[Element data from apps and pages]

□ □ □ □ □

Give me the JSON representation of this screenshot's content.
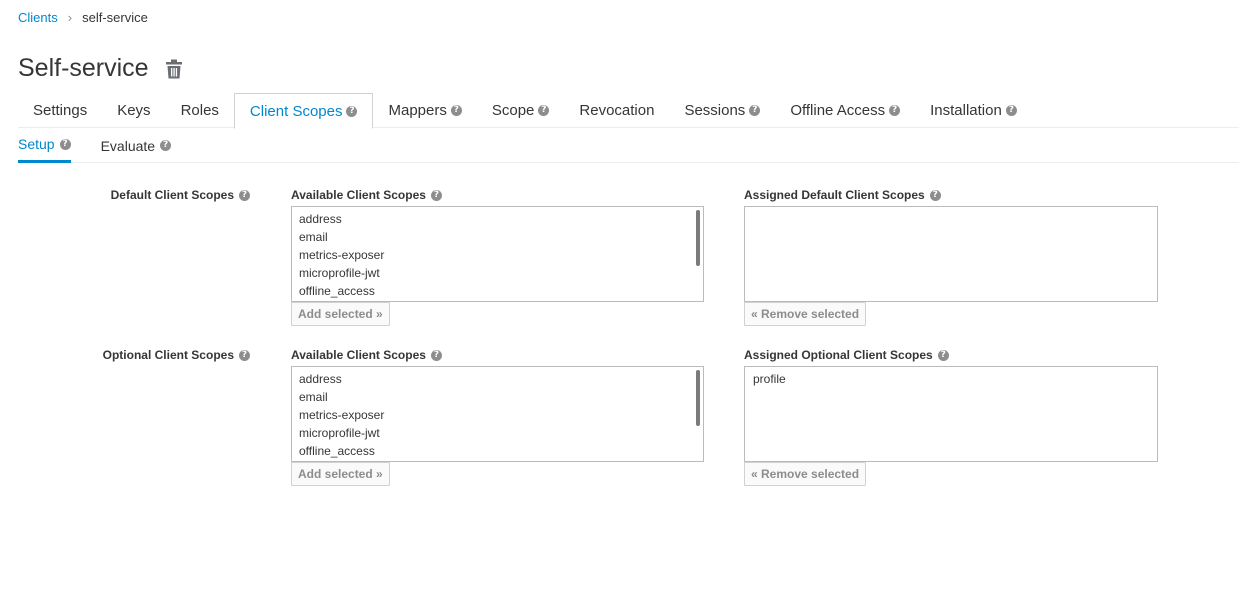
{
  "breadcrumb": {
    "parent": "Clients",
    "separator": "›",
    "current": "self-service"
  },
  "page": {
    "title": "Self-service",
    "delete_icon": "trash-icon"
  },
  "main_tabs": [
    {
      "label": "Settings",
      "help": false
    },
    {
      "label": "Keys",
      "help": false
    },
    {
      "label": "Roles",
      "help": false
    },
    {
      "label": "Client Scopes",
      "help": true,
      "active": true
    },
    {
      "label": "Mappers",
      "help": true
    },
    {
      "label": "Scope",
      "help": true
    },
    {
      "label": "Revocation",
      "help": false
    },
    {
      "label": "Sessions",
      "help": true
    },
    {
      "label": "Offline Access",
      "help": true
    },
    {
      "label": "Installation",
      "help": true
    }
  ],
  "sub_tabs": [
    {
      "label": "Setup",
      "active": true
    },
    {
      "label": "Evaluate",
      "active": false
    }
  ],
  "help_glyph": "?",
  "default_scopes": {
    "row_label": "Default Client Scopes",
    "available_label": "Available Client Scopes",
    "available": [
      "address",
      "email",
      "metrics-exposer",
      "microprofile-jwt",
      "offline_access"
    ],
    "assigned_label": "Assigned Default Client Scopes",
    "assigned": [],
    "add_button": "Add selected »",
    "remove_button": "« Remove selected"
  },
  "optional_scopes": {
    "row_label": "Optional Client Scopes",
    "available_label": "Available Client Scopes",
    "available": [
      "address",
      "email",
      "metrics-exposer",
      "microprofile-jwt",
      "offline_access"
    ],
    "assigned_label": "Assigned Optional Client Scopes",
    "assigned": [
      "profile"
    ],
    "add_button": "Add selected »",
    "remove_button": "« Remove selected"
  },
  "colors": {
    "link": "#0088ce",
    "text": "#363636",
    "muted": "#8b8d8f",
    "border": "#bbbbbb"
  }
}
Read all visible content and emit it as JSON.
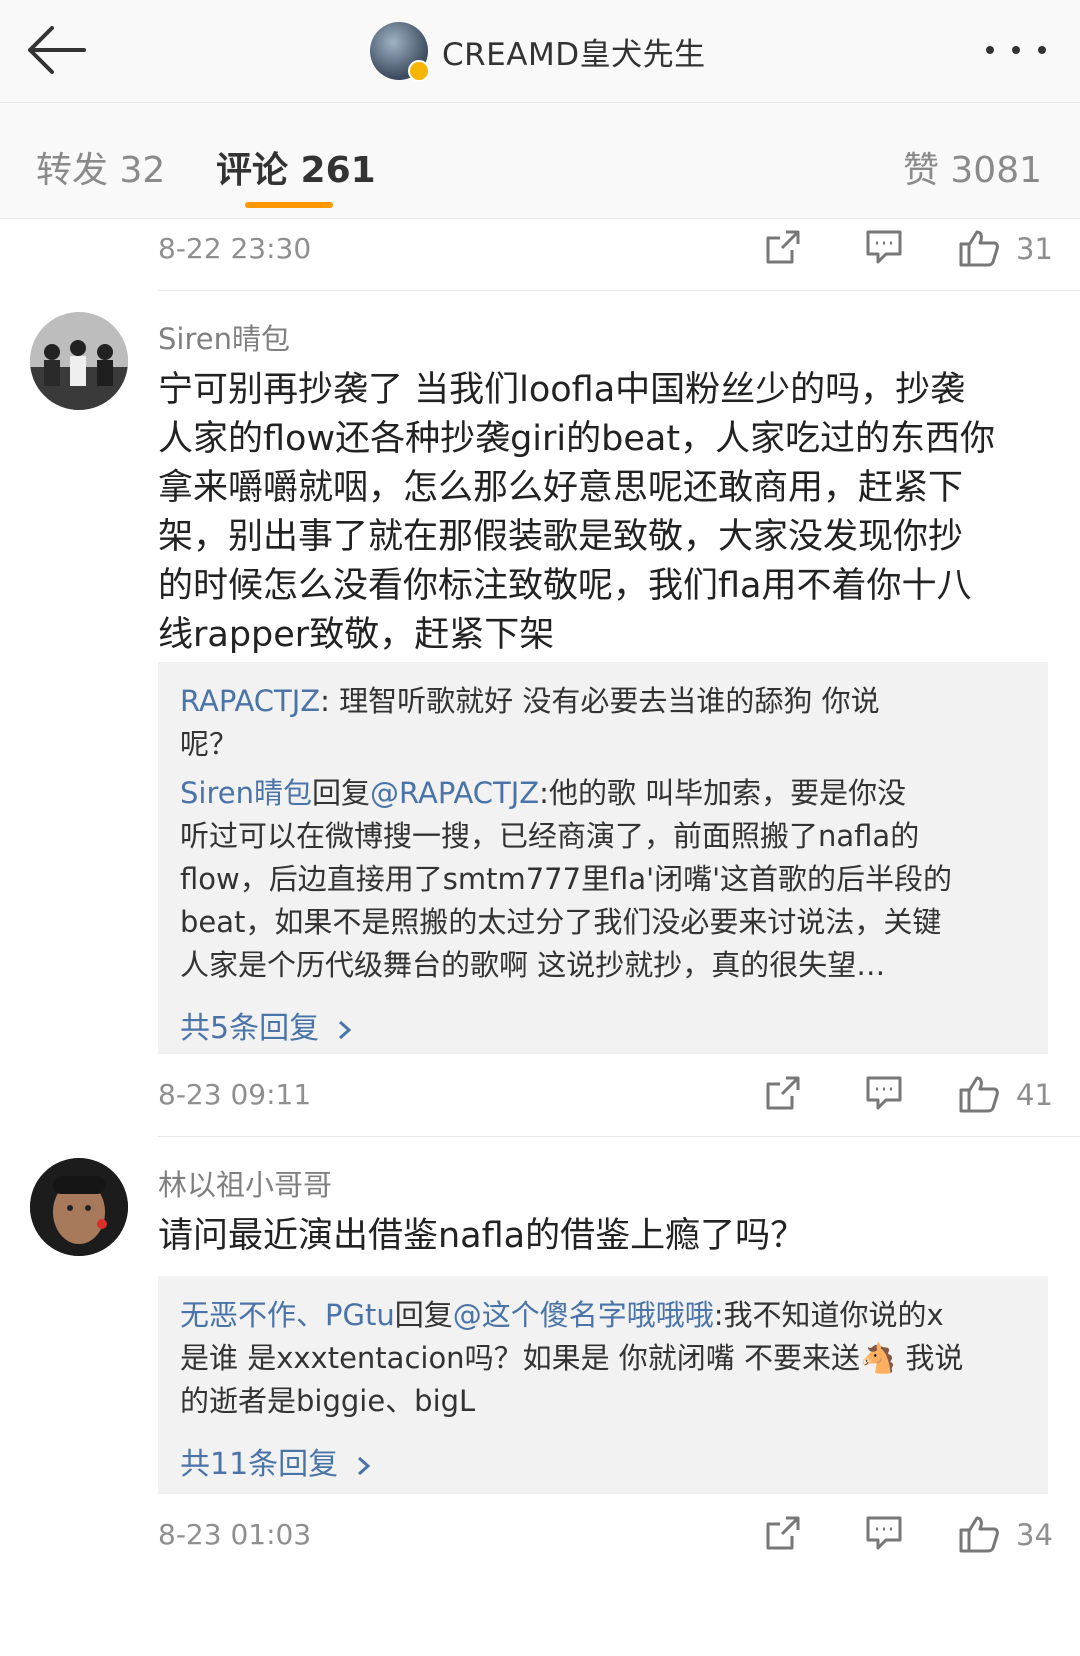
{
  "header": {
    "title": "CREAMD皇犬先生"
  },
  "tabs": {
    "repost_label": "转发 32",
    "comment_label": "评论 261",
    "like_label": "赞 3081"
  },
  "top_meta": {
    "time": "8-22 23:30",
    "likes": "31"
  },
  "comments": [
    {
      "username": "Siren晴包",
      "lines": [
        "宁可别再抄袭了 当我们loofla中国粉丝少的吗，抄袭",
        "人家的flow还各种抄袭giri的beat，人家吃过的东西你",
        "拿来嚼嚼就咽，怎么那么好意思呢还敢商用，赶紧下",
        "架，别出事了就在那假装歌是致敬，大家没发现你抄",
        "的时候怎么没看你标注致敬呢，我们fla用不着你十八",
        "线rapper致敬，赶紧下架"
      ],
      "replies": {
        "r1_name": "RAPACTJZ",
        "r1_line1": ": 理智听歌就好  没有必要去当谁的舔狗  你说",
        "r1_line2": "呢？",
        "r2_name": "Siren晴包",
        "r2_mid": "回复",
        "r2_mention": "@RAPACTJZ",
        "r2_line1": ":他的歌 叫毕加索，要是你没",
        "r2_line2": "听过可以在微博搜一搜，已经商演了，前面照搬了nafla的",
        "r2_line3": "flow，后边直接用了smtm777里fla'闭嘴'这首歌的后半段的",
        "r2_line4": "beat，如果不是照搬的太过分了我们没必要来讨说法，关键",
        "r2_line5": "人家是个历代级舞台的歌啊 这说抄就抄，真的很失望…",
        "more": "共5条回复"
      },
      "time": "8-23 09:11",
      "likes": "41"
    },
    {
      "username": "林以祖小哥哥",
      "lines": [
        "请问最近演出借鉴nafla的借鉴上瘾了吗？"
      ],
      "replies": {
        "r1_name": "无恶不作、PGtu",
        "r1_mid": "回复",
        "r1_mention": "@这个傻名字哦哦哦",
        "r1_line1": ":我不知道你说的x",
        "r1_line2": "是谁 是xxxtentacion吗？如果是 你就闭嘴 不要来送",
        "r1_emoji": "🐴",
        "r1_line2b": " 我说",
        "r1_line3": "的逝者是biggie、bigL",
        "more": "共11条回复"
      },
      "time": "8-23 01:03",
      "likes": "34"
    }
  ],
  "icons": [
    "back-arrow-icon",
    "more-dots-icon",
    "share-icon",
    "comment-icon",
    "thumbs-up-icon",
    "chevron-right-icon"
  ],
  "colors": {
    "accent": "#ff9800",
    "link": "#4a74a8",
    "reply_bg": "#f2f2f2"
  }
}
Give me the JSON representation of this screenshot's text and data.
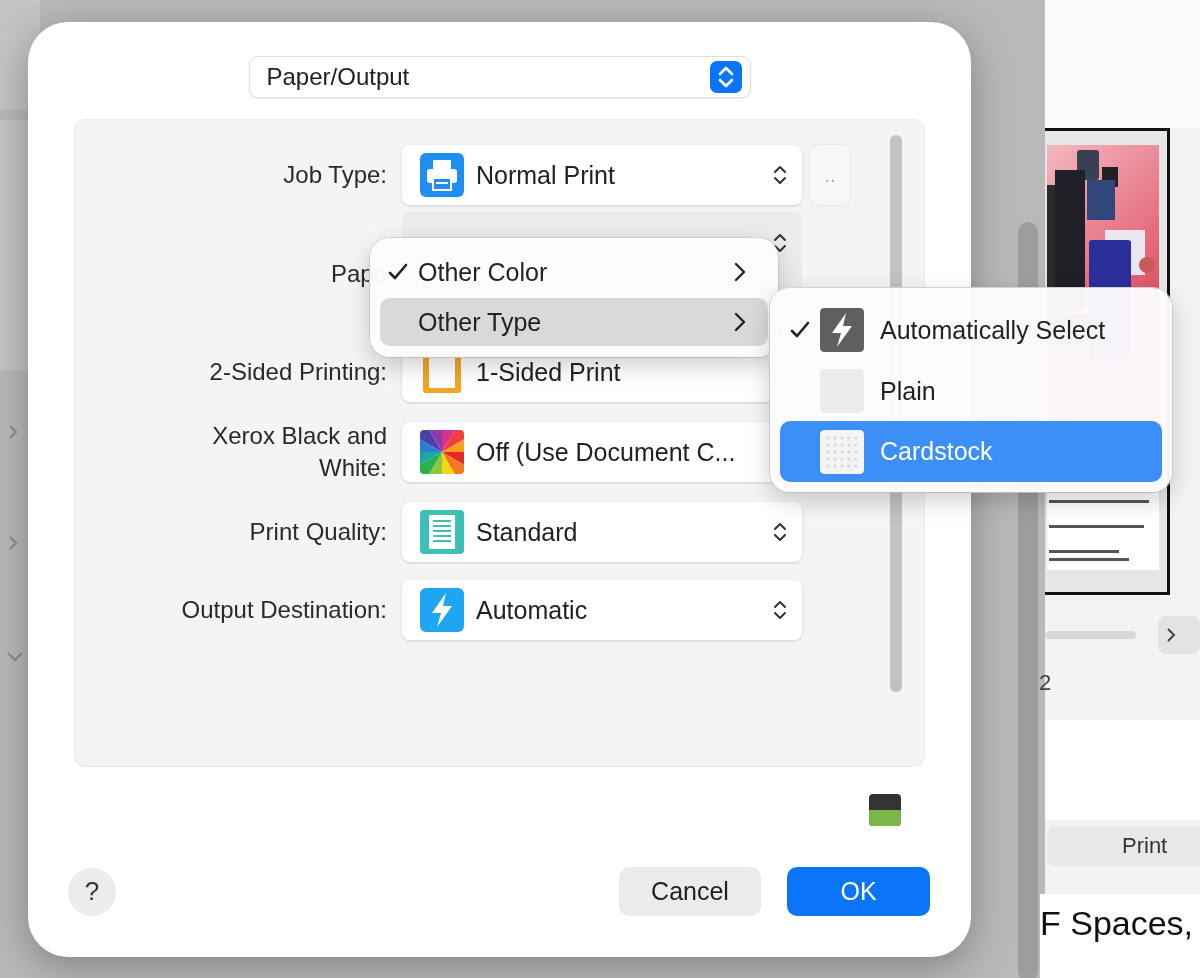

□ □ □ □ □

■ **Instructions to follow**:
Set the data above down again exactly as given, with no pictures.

■ **Answer box**:
Give me the JSON representation of this screenshot's content.
{
  "breadcrumb": {
    "parent": "Clients",
    "separator": "›",
    "current": "self-service"
  },
  "page": {
    "title": "Self-service",
    "delete_icon": "trash-icon"
  },
  "main_tabs": [
    {
      "label": "Settings",
      "help": false
    },
    {
      "label": "Keys",
      "help": false
    },
    {
      "label": "Roles",
      "help": false
    },
    {
      "label": "Client Scopes",
      "help": true,
      "active": true
    },
    {
      "label": "Mappers",
      "help": true
    },
    {
      "label": "Scope",
      "help": true
    },
    {
      "label": "Revocation",
      "help": false
    },
    {
      "label": "Sessions",
      "help": true
    },
    {
      "label": "Offline Access",
      "help": true
    },
    {
      "label": "Installation",
      "help": true
    }
  ],
  "sub_tabs": [
    {
      "label": "Setup",
      "active": true
    },
    {
      "label": "Evaluate",
      "active": false
    }
  ],
  "help_glyph": "?",
  "default_scopes": {
    "row_label": "Default Client Scopes",
    "available_label": "Available Client Scopes",
    "available": [
      "address",
      "email",
      "metrics-exposer",
      "microprofile-jwt",
      "offline_access"
    ],
    "assigned_label": "Assigned Default Client Scopes",
    "assigned": [],
    "add_button": "Add selected »",
    "remove_button": "« Remove selected"
  },
  "optional_scopes": {
    "row_label": "Optional Client Scopes",
    "available_label": "Available Client Scopes",
    "available": [
      "address",
      "email",
      "metrics-exposer",
      "microprofile-jwt",
      "offline_access"
    ],
    "assigned_label": "Assigned Optional Client Scopes",
    "assigned": [
      "profile"
    ],
    "add_button": "Add selected »",
    "remove_button": "« Remove selected"
  },
  "colors": {
    "link": "#0088ce",
    "text": "#363636",
    "muted": "#8b8d8f",
    "border": "#bbbbbb"
  }
}
Read all visible content and emit it as JSON.
{
  "header": {
    "title": "CREAMD皇犬先生"
  },
  "tabs": {
    "repost_label": "转发 32",
    "comment_label": "评论 261",
    "like_label": "赞 3081"
  },
  "top_meta": {
    "time": "8-22 23:30",
    "likes": "31"
  },
  "comments": [
    {
      "username": "Siren晴包",
      "lines": [
        "宁可别再抄袭了 当我们loofla中国粉丝少的吗，抄袭",
        "人家的flow还各种抄袭giri的beat，人家吃过的东西你",
        "拿来嚼嚼就咽，怎么那么好意思呢还敢商用，赶紧下",
        "架，别出事了就在那假装歌是致敬，大家没发现你抄",
        "的时候怎么没看你标注致敬呢，我们fla用不着你十八",
        "线rapper致敬，赶紧下架"
      ],
      "replies": {
        "r1_name": "RAPACTJZ",
        "r1_line1": ": 理智听歌就好  没有必要去当谁的舔狗  你说",
        "r1_line2": "呢？",
        "r2_name": "Siren晴包",
        "r2_mid": "回复",
        "r2_mention": "@RAPACTJZ",
        "r2_line1": ":他的歌 叫毕加索，要是你没",
        "r2_line2": "听过可以在微博搜一搜，已经商演了，前面照搬了nafla的",
        "r2_line3": "flow，后边直接用了smtm777里fla'闭嘴'这首歌的后半段的",
        "r2_line4": "beat，如果不是照搬的太过分了我们没必要来讨说法，关键",
        "r2_line5": "人家是个历代级舞台的歌啊 这说抄就抄，真的很失望…",
        "more": "共5条回复"
      },
      "time": "8-23 09:11",
      "likes": "41"
    },
    {
      "username": "林以祖小哥哥",
      "lines": [
        "请问最近演出借鉴nafla的借鉴上瘾了吗？"
      ],
      "replies": {
        "r1_name": "无恶不作、PGtu",
        "r1_mid": "回复",
        "r1_mention": "@这个傻名字哦哦哦",
        "r1_line1": ":我不知道你说的x",
        "r1_line2": "是谁 是xxxtentacion吗？如果是 你就闭嘴 不要来送",
        "r1_emoji": "🐴",
        "r1_line2b": " 我说",
        "r1_line3": "的逝者是biggie、bigL",
        "more": "共11条回复"
      },
      "time": "8-23 01:03",
      "likes": "34"
    }
  ],
  "icons": [
    "back-arrow-icon",
    "more-dots-icon",
    "share-icon",
    "comment-icon",
    "thumbs-up-icon",
    "chevron-right-icon"
  ],
  "colors": {
    "accent": "#ff9800",
    "link": "#4a74a8",
    "reply_bg": "#f2f2f2"
  }
}
Give me the JSON representation of this screenshot's text and data.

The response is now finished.